There is no recession in college football.
Recession? What recession? Not in college football, where business is booming -- and the price of doing business only continues to increase at a startling clip.The latest craze is a spending spree on assistants. It's the kind of turn in the ever-escalating arms race that will make more than a few athletic directors cringe -- then grudgingly open their wallets as they try to keep up with the big boys.
Assistant coaches today are commanding numbers that would have been considered insane for most head coaches just 10 years ago. Top-tier programs -- and those that aspire to join that group -- are bidding openly against each other for coordinators and position coaches.
The message is clear: if you can't beat 'em, outspend 'em.
Chick-fil-A Bowl's 2007 IRS filling gives an idea of the economics behind the game.
How many more will follow? Western Washington dropped the football program.
Head coach Robin Ross learned that his program had no future. He was told by Shepard and athletic director Lynda Goodrich that Western Washington was dropping football. It was eliminating a program that had existed since 1903.
Ross said he felt blindsided.

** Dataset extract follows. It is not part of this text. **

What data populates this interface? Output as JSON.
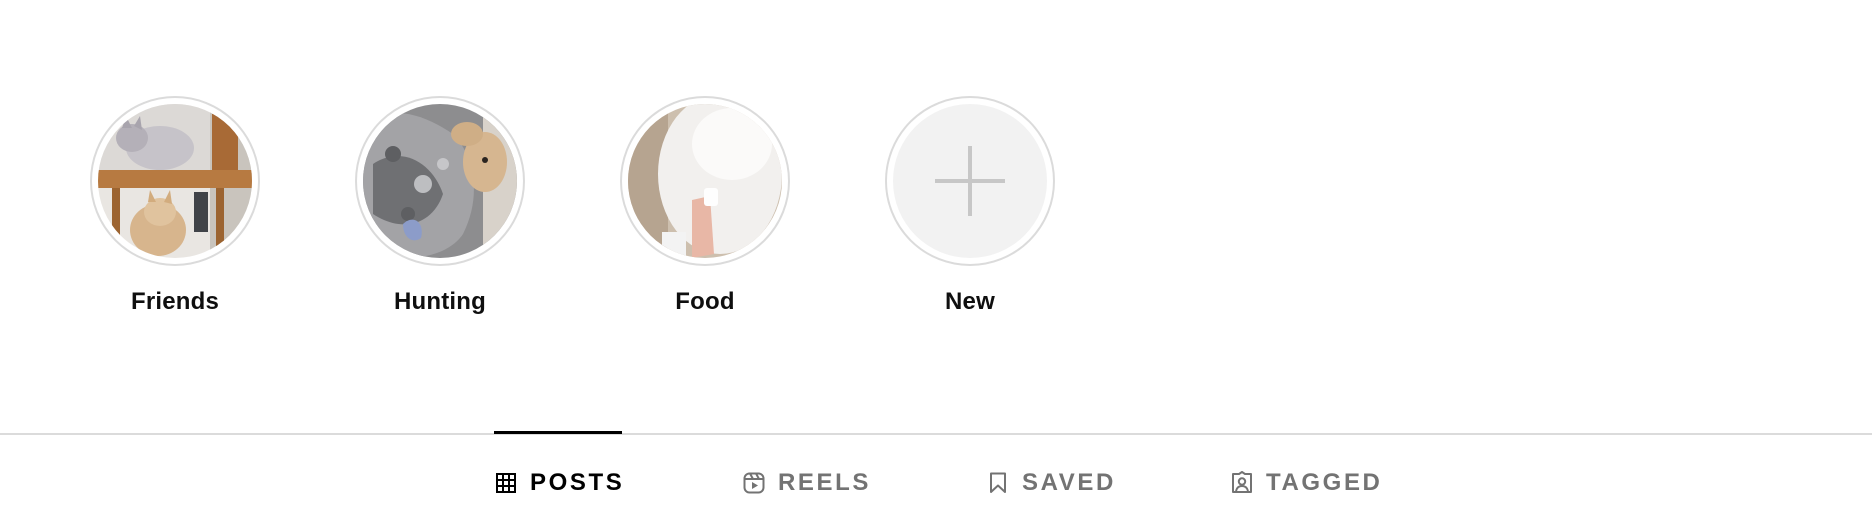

"It was not something I foresaw," he said. "It was not something we had discussed. Of course, there's always budget constraints, and this is kind of a sign of the times. But it was never brought up, how we could raise more money or anything like that."